In this post, I will share my experience in setting up an HA Kubernetes cluster. The cluster consists of 3 external etcd nodes, 3 master nodes and 3 worker nodes. The nodes are VMs hosted inside VMWare ESXi (integrated with ACI using VMM domain) on a HyperFlex cluster. However, you can perform the same steps on any standard ESXi deployment with VMM domain integration. In my setup I also use Cisco ACI CNI plugin to provide network connectivities among pods within the Kubernetes cluster. Ansible is used to provide automation to the installation:
spinning up the VMs on ESXi
installing HA etcd cluster
creating an active/standby haproxy as LB for multiple master nodes
configuring a Kubernetes cluster using kubeadm
applying ACI CNI plugin to have a fully working K8S cluster.
[Edit] I put the Ansible playbook code and the Jinja2 template files on my Github repo.
Many people have asked me how HyperFlex and ACI can actually integrate, as they have not found such a guide. So in this blog post, I’ll demonstrate the integration with some a step-by-step instruction using my local lab kit.

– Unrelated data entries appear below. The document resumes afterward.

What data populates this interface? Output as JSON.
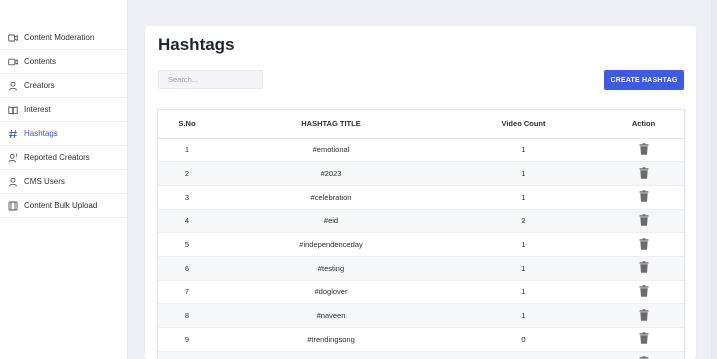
{
  "sidebar": {
    "items": [
      {
        "label": "Content Moderation",
        "icon": "video-icon"
      },
      {
        "label": "Contents",
        "icon": "video-camera-icon"
      },
      {
        "label": "Creators",
        "icon": "person-icon"
      },
      {
        "label": "Interest",
        "icon": "book-icon"
      },
      {
        "label": "Hashtags",
        "icon": "hashtag-icon",
        "active": true
      },
      {
        "label": "Reported Creators",
        "icon": "person-report-icon"
      },
      {
        "label": "CMS Users",
        "icon": "person-icon"
      },
      {
        "label": "Content Bulk Upload",
        "icon": "film-icon"
      }
    ]
  },
  "page": {
    "title": "Hashtags",
    "search_placeholder": "Search...",
    "create_button": "CREATE HASHTAG"
  },
  "table": {
    "headers": [
      "S.No",
      "HASHTAG TITLE",
      "Video Count",
      "Action"
    ],
    "rows": [
      {
        "sno": "1",
        "title": "#emotional",
        "count": "1"
      },
      {
        "sno": "2",
        "title": "#2023",
        "count": "1"
      },
      {
        "sno": "3",
        "title": "#celebration",
        "count": "1"
      },
      {
        "sno": "4",
        "title": "#eid",
        "count": "2"
      },
      {
        "sno": "5",
        "title": "#independenceday",
        "count": "1"
      },
      {
        "sno": "6",
        "title": "#testing",
        "count": "1"
      },
      {
        "sno": "7",
        "title": "#doglover",
        "count": "1"
      },
      {
        "sno": "8",
        "title": "#naveen",
        "count": "1"
      },
      {
        "sno": "9",
        "title": "#trendingsong",
        "count": "0"
      },
      {
        "sno": "",
        "title": "",
        "count": ""
      }
    ]
  },
  "colors": {
    "accent": "#3d5be0",
    "active_nav": "#3a53d6",
    "background": "#eef0f5",
    "trash": "#6b6b6b"
  }
}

In previous posts of the series, I have covered the installation of the Cisco ACI Opflex plugin our OpenStack lab and covered the basics of the plugin. Specifically, we have gone through the core benefits of the Opflex OVS agent, such as virtualization visibility on ACI, distributed routing, optimized DHCP and Metadata functions, etc.
In this part 3 of the series, I will cover the setup of the external networks to allow OpenStack instances in the created tenants to communicate with the outside world through ACI.
This is part 2 of the deep-dive series into OpenStack networking with Cisco ACI Opflex integration. In the previous post, I have described the different integration modes between ACI and OpenStack (ML2 vs. GBP, OpFlex vs. non OpFlex). We have also seen the constructs (tenants/VRF/BD/EPG/contracts) that the plugin creates automatically on ACI when we create OpenStack objects, as well as the distributed routing feature of the OpFlex OVS.
In this part, we will do some deep-dive into the distributed DHCP and Neutron metadata optimization of the OpFlex agent, i.e. how the OpenStack instances get their IP addresses and metadata with the integration plugin.
This is the follow-up of my previous post on the installation of the ACI Openstack integration plugin (OpFlex mode) in my lab. In this blog post, we will take a step back and discuss why we would want to integrate ACI with OpenStack in the first place, the benefits of the integration (especially OpFlex mode), the different integration modes (ML2 vs. GBP, OpFlex vs. non OpFlex) and the decision to choose one.
You may also find very good details on this topic covered in Cisco ACI Unified Plug-in for OpenStack Architectural Overview document. I am not trying to make a full clone of the whitepaper here, but will summarize some key points and provide demonstrations specific for our previous lab setup with some packet capture to illustrate the networking features that we have discussed.
One of the main features that I’ve always been impressed with ACI is its capabilities to integrate with popular virtualization domains- VMWare, OpenStack, Microsoft SCVMM, Kubernetes, etc. There have been quite a lot of resources covering ACI integration with VMWare in great details. You can find the lab guide in any Cisco DC specialization courses such as DCVAI / DCAC9K, and many other sources you can google for yourself. However, there are not as many for OpenStack. This tutorial is based on Cisco’s official installation guide, adapted to a newer OpenStack release (Queens) on Ubuntu 18.04 Bionic. I hope it will be helpful for those who are seeking a quick and easy way to setup an OpenStack environment with ACI integration. In the future posts, I may write about some key benefits, features, and mechanisms of this ACI-OpenStack integration.
New year marks a fresh start. At the start of the year, we often take time to reflect on the previous year and plan the goal for the coming months. In this blog post, I would do the same by having a quick look back at 2019 and sketch a plan of my technical skills developement for the rest of 2020.
It has been some months since I passed the CCIE DC (v2.1) lab exam, and my plaque finally arrived. Having got this second CCIE flavor means so much, considering I’ve been working on the certification track for years with failed attempts in both written and lab exams along the way.
In this very first blog post, I’ll share some of my experience with CCIE DC – covering the what and the how – which have been often asked by many of my colleagues.